September 2, 2014

Subscriber Login

It’s My Hobby - Rahrig runs "sting operation' in the woods PDF Print E-mail
Monday, October 15, 2012 10:11 AM

DELPHOS—The next time you squeeze honey onto your toast or in your tea, take a moment to think about how much work it takes a honey bee to make it.
“Each bee makes roughly half a teaspoon of honey in its life,” local beekeeper Tess Rahrig said. “All that work for that small amount. In the hive there is the queen, the drones and the worker bees. The worker bees work themselves to death for the queen. During really cold weather, they even huddle together in a big ball around the queen to keep her warm.”
Rahrig and her husband, Keith, began keeping bees after their son Justin started the endeavor for an FFA project. Once he graduated, they kept it up.

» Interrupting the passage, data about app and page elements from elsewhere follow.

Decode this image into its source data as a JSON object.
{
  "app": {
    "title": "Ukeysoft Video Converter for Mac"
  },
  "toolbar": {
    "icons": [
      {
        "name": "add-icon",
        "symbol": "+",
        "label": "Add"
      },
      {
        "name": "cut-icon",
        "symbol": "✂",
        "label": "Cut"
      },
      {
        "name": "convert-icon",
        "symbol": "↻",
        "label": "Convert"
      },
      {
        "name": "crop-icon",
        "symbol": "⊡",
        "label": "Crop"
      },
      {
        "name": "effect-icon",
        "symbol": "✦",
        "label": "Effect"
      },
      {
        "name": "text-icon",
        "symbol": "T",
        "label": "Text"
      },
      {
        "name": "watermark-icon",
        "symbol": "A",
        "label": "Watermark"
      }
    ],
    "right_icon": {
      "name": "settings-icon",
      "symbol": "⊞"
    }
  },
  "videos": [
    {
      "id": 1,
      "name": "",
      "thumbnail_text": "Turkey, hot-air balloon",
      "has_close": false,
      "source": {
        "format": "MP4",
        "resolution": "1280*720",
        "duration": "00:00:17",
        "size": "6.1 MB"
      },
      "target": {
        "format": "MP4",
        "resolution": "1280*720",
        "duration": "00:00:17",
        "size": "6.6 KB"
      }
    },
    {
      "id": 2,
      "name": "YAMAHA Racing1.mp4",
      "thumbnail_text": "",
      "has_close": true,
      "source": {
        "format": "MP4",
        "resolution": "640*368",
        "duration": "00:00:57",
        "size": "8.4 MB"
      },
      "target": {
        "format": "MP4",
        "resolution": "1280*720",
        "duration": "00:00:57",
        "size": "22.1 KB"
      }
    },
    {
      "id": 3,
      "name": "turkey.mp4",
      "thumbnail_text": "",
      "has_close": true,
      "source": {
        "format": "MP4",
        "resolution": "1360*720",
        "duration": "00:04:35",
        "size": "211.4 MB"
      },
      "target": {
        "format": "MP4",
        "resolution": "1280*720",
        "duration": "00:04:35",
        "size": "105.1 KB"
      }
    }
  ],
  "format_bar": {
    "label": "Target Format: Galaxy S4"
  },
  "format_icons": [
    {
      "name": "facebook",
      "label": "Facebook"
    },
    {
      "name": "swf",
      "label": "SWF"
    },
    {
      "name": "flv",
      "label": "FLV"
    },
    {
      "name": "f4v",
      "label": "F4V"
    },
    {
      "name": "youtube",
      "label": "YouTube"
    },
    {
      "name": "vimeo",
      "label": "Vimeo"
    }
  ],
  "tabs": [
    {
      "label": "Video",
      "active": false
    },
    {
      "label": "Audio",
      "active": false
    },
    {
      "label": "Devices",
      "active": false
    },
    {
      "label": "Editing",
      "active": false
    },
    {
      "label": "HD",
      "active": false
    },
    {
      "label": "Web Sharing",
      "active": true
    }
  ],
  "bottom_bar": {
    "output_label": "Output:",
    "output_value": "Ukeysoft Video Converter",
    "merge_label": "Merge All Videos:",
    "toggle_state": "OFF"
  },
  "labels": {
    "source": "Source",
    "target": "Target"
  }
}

“We started here at the house with two hives and then we found out that our neighbors were very allergic,” Ragrig said. “So then we moved them to Venedocia because my brother-in-law has some woods over there.”
Since Rahrig works for the U.S. Postal Service as a rural carrier and her husband Keith owns K&K Builders in Delphos, beekeeping is their hobby.
“In the spring we’ll go out and add supers to the hives. Those are frames we put in that the bees build their honeycomb in and fill it with honey and then cap it,” Rahrig said. “If the bees fill up one of the supers, then we can add another and they can get pretty tall. One year I had to get on a step-ladder because the hive was so high.”
Rahrig says that when the time comes to open the hive, they will either smoke the hive to temporarily subdue the bees or apply a special substance to the top of the hive.
“We’ll put this stuff at the top that smells really bad and the bees will go to the bottom of the hive so we can open the top,” she said. “After we get the honeycomb out, we put it in an extractor and it spins all of the honey out. When you extract the honey it’s a liquid, but if you let the air get to it, it can crystallize and then you just put the jar in some hot water and it goes back to liquid form.
“We filter the honey so you don’t get any debris or bees wings or anything in it. We’ll store the honey in five gallon buckets and as we get orders we’ll bottle it up.”
In addition to the honey they bottle and sell, the Rahrigs also make use of the honeycomb and beeswax.
“One of the things we always get requests for is the honeycomb. People like to eat it,” Rahrig said. “We harvest that once a year around August. We usually get about 40 pounds of it off one hive. This year we only had five hives since it was such a dry summer; the blossoms just weren’t there.
“When we take the beeswax off we clean it, wash all the honey off,” she continued. “Then we’ll melt it down and filter through a cloth to get down to just pure beeswax. With that we make things like our Bee Balms, which are lip balms made with just beeswax and honey. We also make Bee Bars that you just rub into dry skin. For those we use beeswax, sweet almond oil, shea butter, cocoa butter and vitamin e oil.”
Occasionally the Rahrigs get the chance to add bees to their hives and help people out at the same time by removing unwanted swarms.
“You’ll see swarms in different places or people will call to have us come and remove them,” Rahrig said. “We’ll shake them into a box and then we might have to keep them at our house for a day or two before we can take them to the hives. It’s really interesting watching them. Some swarms have about 10,000 to 20,000 bees.“
Understandably there are some risks associated with keeping bees but Rahrig says she enjoys every part of beekeeping.
“Obviously you have to be careful about stings, especially when you’re allergic, so we wear the full protective equipment,” she said. “My husband is even a little allergic, you just have to be careful. One thing I think might not be for everyone is the stickiness. It’s honey, so it’s going to be sticky and some people might not like dealing with that.”
When they retire from their respective jobs, Rahrig says she and her husband hope to keep up with their beekeeping.
“I hope to still be doing this because I really enjoy it,” she said. “It’s easy and it’s a way to make a little extra money. People don’t do this as much as they used to but at one time, the Delphos and Landeck area was the honeybee capital of the world. Everybody kept bees back then and the honey would be shipped all over.”


Add comment

Security code